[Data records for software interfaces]
+ + + + +

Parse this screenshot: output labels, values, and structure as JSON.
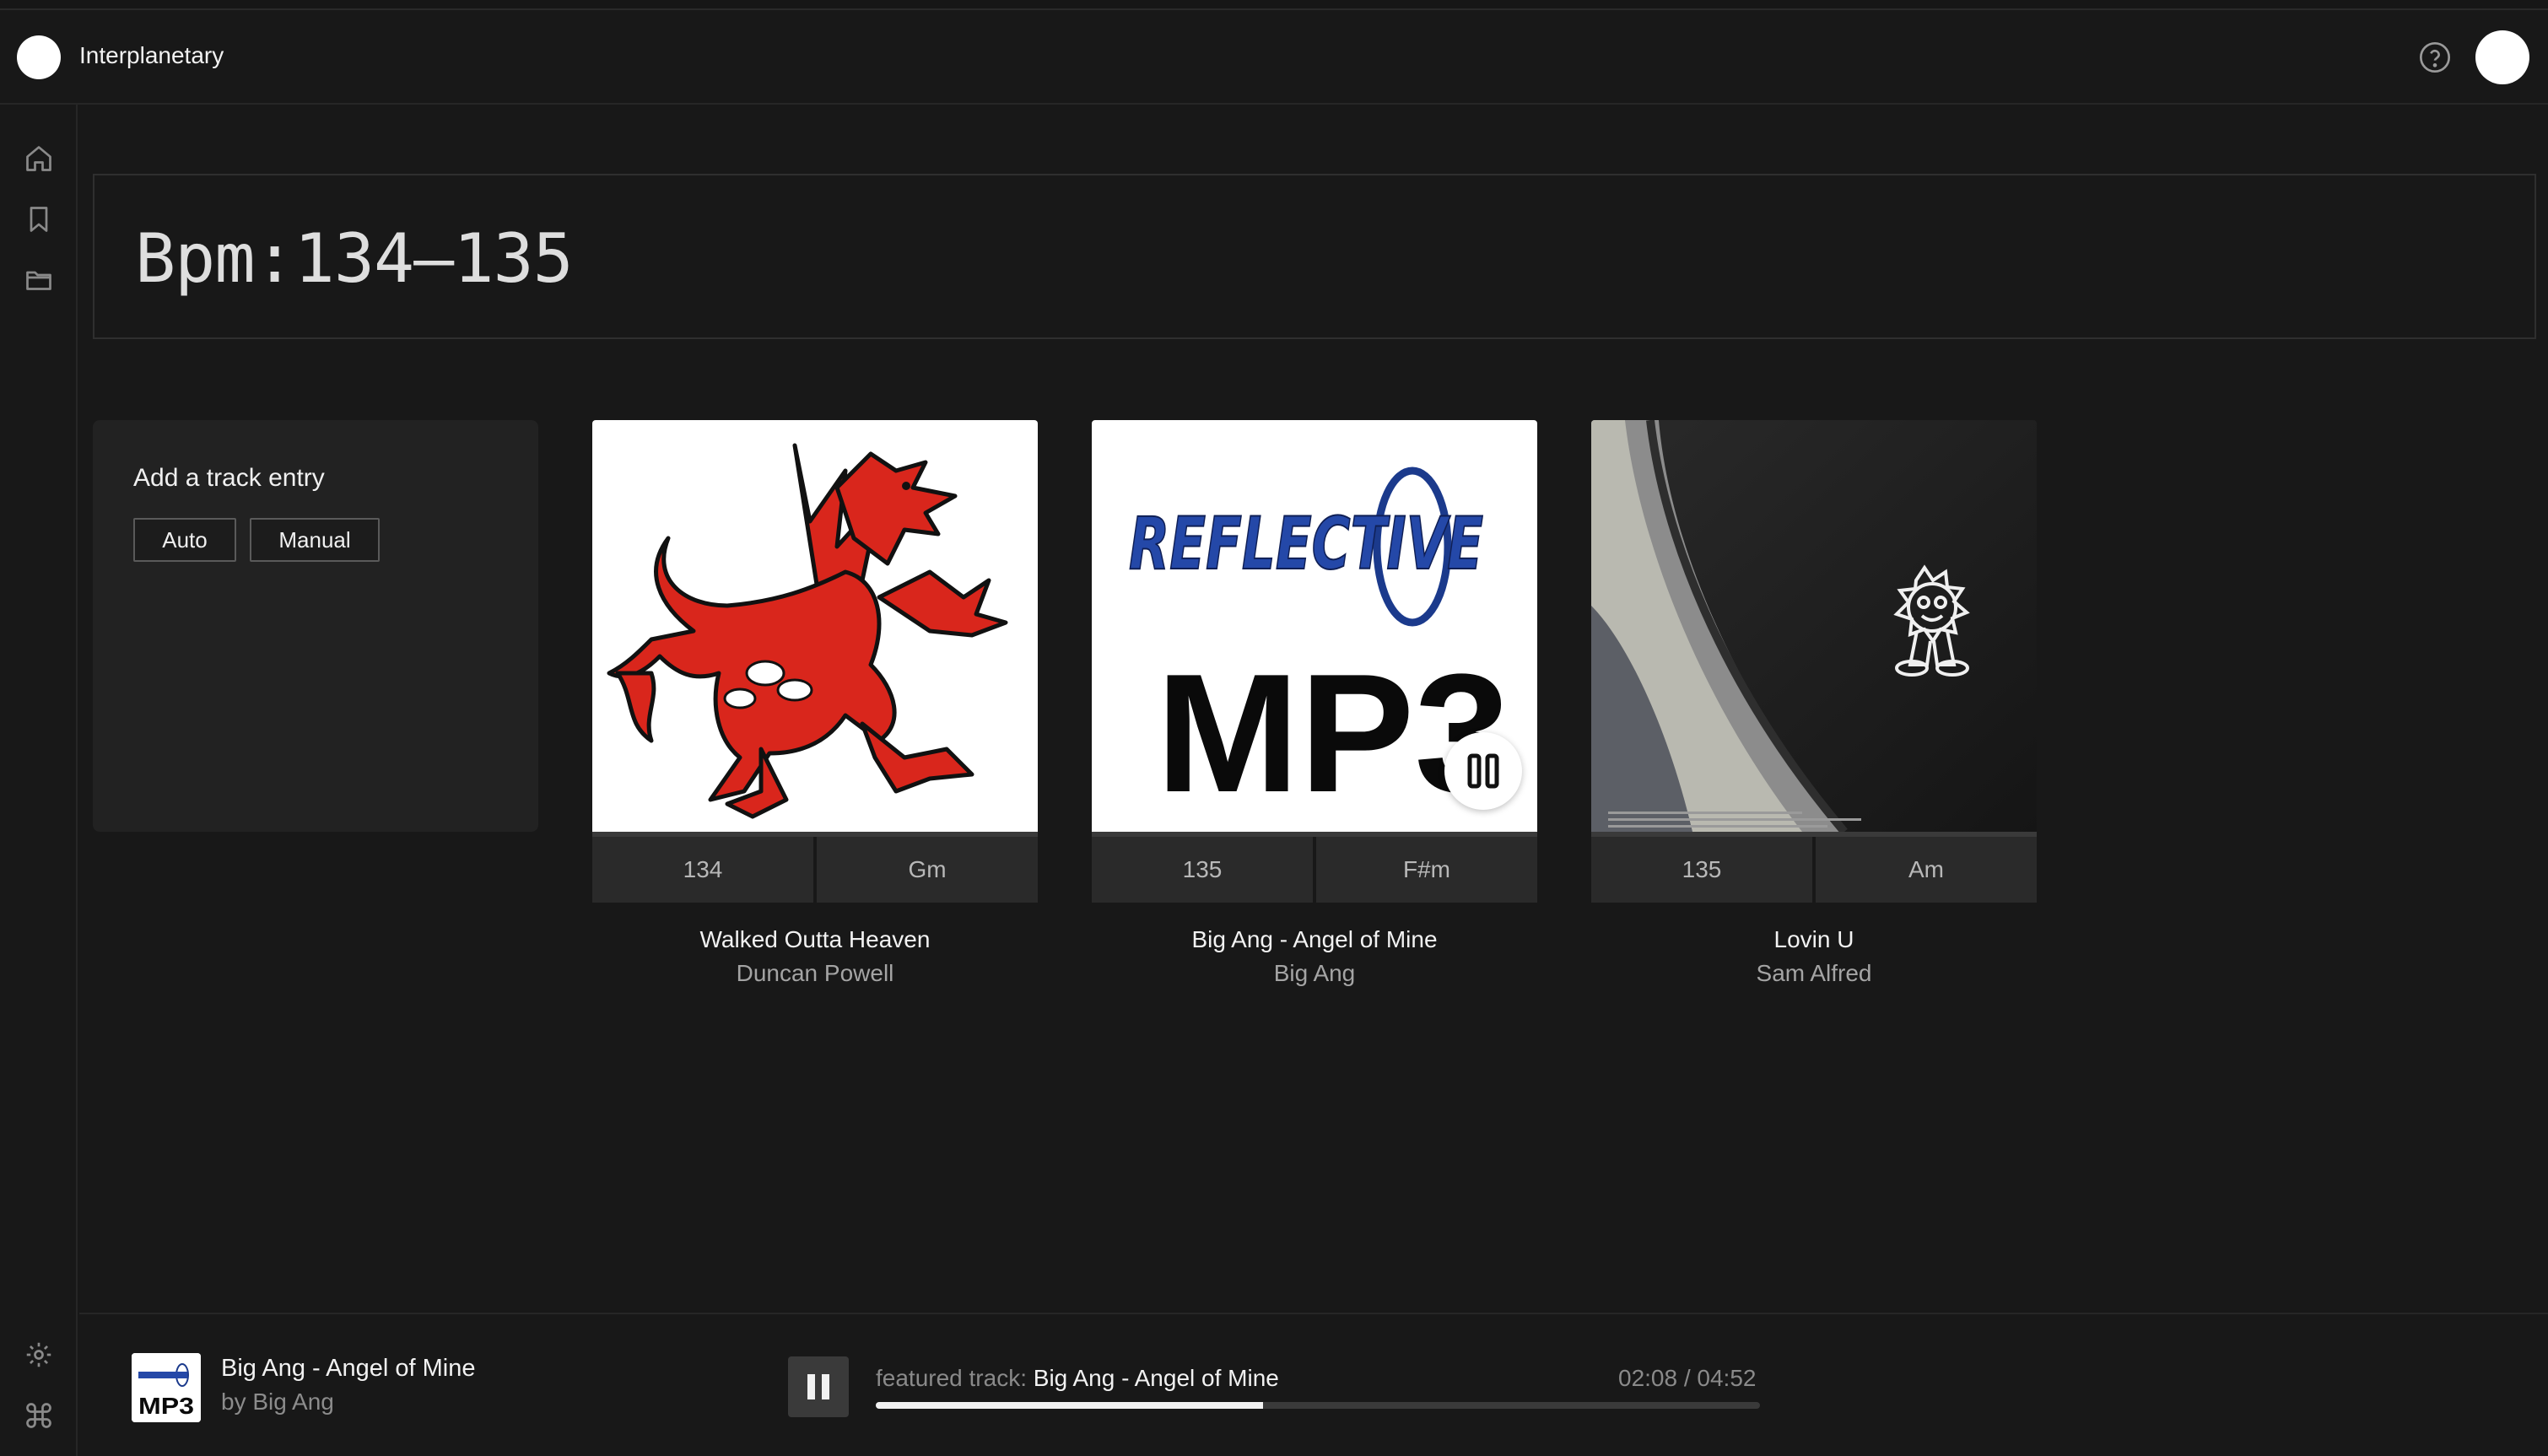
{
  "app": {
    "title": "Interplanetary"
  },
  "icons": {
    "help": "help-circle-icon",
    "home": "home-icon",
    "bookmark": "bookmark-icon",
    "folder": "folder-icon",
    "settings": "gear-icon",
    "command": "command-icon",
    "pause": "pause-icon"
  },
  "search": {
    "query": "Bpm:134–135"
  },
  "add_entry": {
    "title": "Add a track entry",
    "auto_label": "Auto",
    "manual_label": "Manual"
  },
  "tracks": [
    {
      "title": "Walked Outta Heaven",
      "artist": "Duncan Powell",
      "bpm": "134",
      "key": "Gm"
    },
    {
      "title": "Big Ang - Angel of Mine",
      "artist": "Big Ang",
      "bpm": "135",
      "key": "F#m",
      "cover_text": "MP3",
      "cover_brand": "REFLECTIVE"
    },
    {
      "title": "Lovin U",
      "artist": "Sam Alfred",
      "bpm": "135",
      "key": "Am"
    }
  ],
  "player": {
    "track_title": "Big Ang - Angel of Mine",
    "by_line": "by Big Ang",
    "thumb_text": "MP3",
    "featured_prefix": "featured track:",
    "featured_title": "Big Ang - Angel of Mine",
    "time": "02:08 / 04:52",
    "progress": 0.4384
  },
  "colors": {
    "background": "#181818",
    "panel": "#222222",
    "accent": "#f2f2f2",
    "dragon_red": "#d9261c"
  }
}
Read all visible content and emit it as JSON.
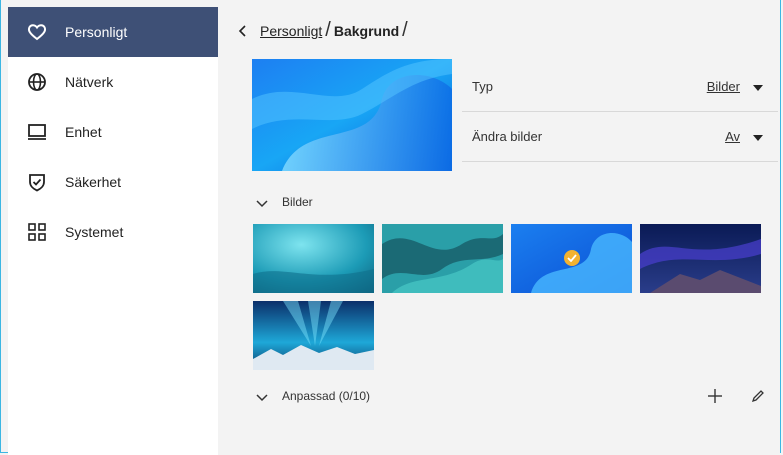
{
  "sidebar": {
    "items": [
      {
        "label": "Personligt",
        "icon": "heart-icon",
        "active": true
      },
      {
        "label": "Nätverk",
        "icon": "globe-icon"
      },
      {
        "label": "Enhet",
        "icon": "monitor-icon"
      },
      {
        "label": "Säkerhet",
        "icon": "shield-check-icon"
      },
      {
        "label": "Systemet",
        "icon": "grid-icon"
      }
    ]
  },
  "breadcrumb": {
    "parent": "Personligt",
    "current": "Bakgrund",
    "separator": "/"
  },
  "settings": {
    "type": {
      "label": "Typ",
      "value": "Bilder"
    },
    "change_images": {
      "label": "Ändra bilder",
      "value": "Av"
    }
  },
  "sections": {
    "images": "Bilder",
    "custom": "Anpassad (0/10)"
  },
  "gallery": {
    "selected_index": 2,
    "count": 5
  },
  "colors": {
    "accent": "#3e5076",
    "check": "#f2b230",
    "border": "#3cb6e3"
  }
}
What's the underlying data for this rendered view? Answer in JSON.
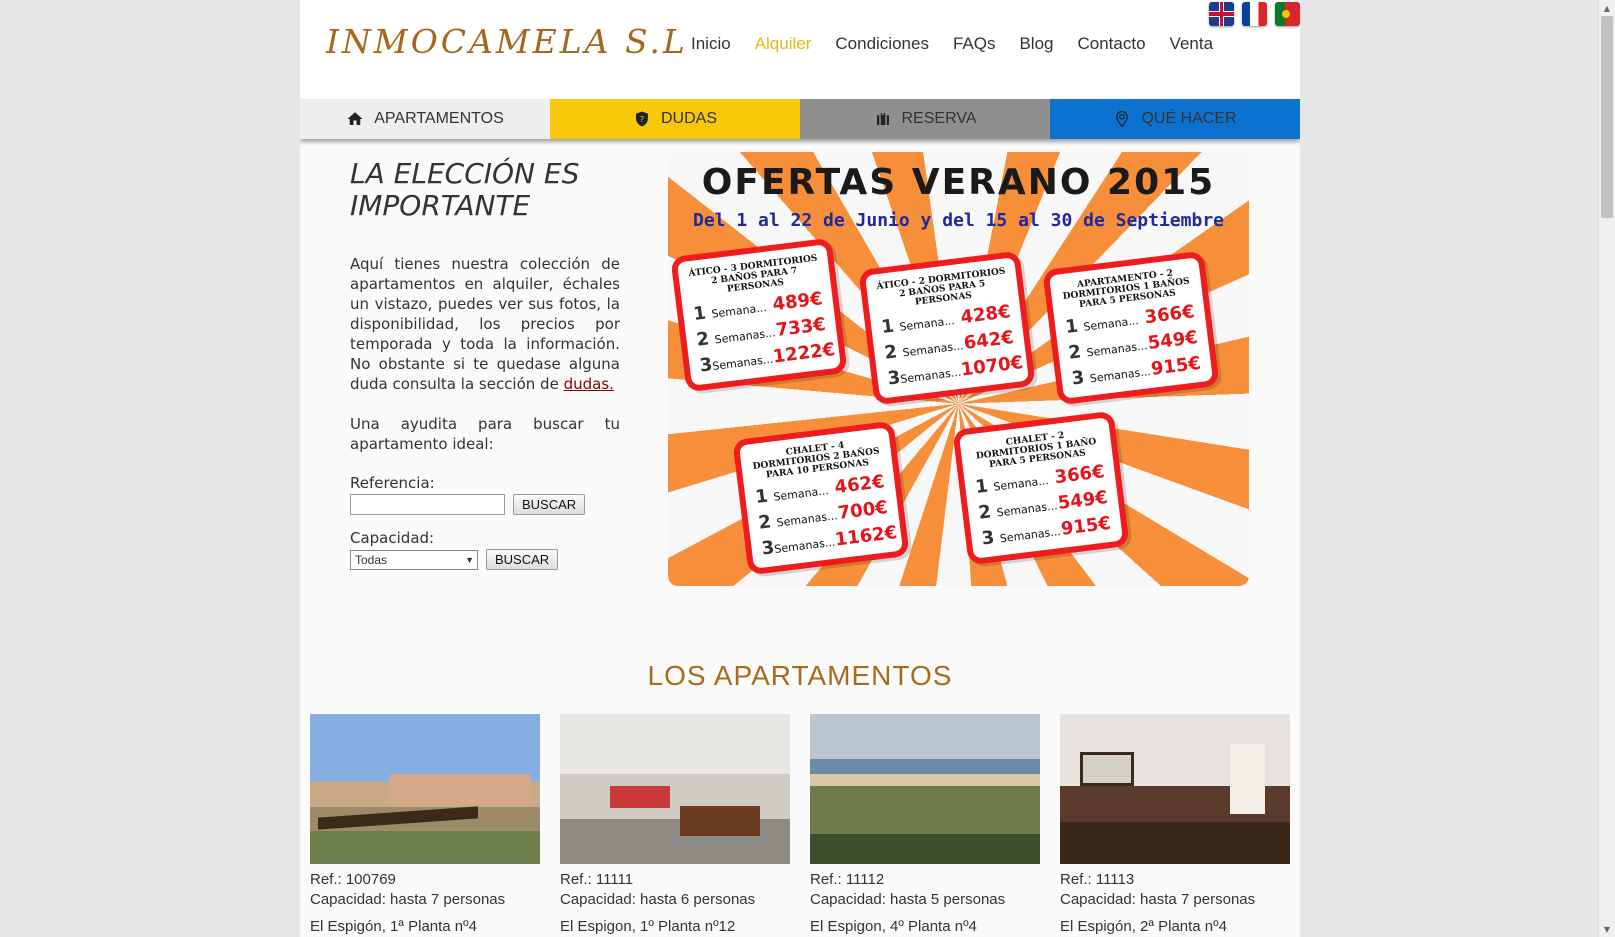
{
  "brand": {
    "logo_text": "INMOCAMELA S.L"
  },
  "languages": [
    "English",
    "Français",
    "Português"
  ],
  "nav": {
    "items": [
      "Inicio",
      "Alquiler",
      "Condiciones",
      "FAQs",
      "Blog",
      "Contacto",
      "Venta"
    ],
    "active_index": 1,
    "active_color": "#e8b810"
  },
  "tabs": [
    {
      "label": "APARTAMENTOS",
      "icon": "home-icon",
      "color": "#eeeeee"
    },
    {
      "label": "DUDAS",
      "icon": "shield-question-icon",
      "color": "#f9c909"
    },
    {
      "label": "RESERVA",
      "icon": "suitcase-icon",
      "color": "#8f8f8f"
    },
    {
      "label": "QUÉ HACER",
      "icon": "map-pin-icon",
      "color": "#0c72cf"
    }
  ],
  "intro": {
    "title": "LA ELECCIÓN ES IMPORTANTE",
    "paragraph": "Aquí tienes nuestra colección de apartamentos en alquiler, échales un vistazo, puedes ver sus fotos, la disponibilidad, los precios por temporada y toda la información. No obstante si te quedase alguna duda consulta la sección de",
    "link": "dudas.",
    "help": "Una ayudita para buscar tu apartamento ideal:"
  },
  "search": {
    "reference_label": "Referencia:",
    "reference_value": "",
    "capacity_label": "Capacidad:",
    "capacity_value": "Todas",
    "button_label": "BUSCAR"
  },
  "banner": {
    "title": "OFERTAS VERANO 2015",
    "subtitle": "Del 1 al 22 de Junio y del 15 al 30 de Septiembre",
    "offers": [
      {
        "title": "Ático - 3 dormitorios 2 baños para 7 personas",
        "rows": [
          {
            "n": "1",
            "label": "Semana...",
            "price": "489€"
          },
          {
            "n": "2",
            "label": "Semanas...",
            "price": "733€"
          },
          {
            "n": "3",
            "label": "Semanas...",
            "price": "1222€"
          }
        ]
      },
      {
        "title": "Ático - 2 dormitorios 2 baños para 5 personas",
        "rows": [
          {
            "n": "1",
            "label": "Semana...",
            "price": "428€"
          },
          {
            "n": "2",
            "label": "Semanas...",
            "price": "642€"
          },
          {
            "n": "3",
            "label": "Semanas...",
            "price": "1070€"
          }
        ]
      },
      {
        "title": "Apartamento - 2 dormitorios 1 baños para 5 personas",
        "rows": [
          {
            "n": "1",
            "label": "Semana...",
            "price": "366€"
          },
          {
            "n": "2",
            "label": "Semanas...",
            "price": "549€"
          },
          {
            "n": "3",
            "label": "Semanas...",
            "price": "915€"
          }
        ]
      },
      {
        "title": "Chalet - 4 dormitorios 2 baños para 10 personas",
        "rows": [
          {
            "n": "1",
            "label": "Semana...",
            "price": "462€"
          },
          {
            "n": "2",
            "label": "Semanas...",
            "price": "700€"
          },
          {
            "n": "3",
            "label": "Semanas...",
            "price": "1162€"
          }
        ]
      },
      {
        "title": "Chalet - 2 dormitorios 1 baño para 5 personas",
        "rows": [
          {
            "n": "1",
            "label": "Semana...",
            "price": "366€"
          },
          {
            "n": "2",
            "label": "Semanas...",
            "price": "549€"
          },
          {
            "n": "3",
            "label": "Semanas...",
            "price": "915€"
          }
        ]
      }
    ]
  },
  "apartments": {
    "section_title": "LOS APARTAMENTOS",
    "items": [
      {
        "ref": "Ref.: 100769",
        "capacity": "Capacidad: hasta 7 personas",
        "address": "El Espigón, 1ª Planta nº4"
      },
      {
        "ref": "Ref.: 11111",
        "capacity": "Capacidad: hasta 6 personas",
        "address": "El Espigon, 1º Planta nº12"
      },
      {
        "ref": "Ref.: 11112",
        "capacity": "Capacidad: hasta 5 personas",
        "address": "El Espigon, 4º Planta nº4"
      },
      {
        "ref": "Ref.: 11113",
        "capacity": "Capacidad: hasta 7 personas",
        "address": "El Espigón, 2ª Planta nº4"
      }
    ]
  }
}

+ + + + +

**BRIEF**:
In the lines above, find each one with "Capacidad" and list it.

**RESULT OF THE TASK**:
    "capacity_label": "Capacidad:",
        "capacity": "Capacidad: hasta 7 personas",
        "capacity": "Capacidad: hasta 6 personas",
        "capacity": "Capacidad: hasta 5 personas",
        "capacity": "Capacidad: hasta 7 personas",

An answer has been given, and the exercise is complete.